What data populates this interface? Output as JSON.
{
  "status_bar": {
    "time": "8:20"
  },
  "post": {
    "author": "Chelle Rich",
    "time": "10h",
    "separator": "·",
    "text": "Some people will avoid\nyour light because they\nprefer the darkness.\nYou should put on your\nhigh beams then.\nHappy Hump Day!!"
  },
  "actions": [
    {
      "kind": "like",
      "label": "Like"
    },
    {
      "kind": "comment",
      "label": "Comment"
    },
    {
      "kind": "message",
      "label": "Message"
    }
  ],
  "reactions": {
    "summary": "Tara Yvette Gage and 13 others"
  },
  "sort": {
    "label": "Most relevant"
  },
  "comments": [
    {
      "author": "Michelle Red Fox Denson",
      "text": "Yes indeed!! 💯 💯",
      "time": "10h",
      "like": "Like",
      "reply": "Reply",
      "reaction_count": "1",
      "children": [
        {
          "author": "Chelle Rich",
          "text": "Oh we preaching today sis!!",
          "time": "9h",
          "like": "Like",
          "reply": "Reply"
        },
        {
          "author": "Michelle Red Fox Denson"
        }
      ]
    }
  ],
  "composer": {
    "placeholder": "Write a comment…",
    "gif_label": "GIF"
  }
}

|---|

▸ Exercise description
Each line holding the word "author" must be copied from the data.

▸ Solution to this problem
    "author": "Chelle Rich",
      "author": "Michelle Red Fox Denson",
          "author": "Chelle Rich",
          "author": "Michelle Red Fox Denson"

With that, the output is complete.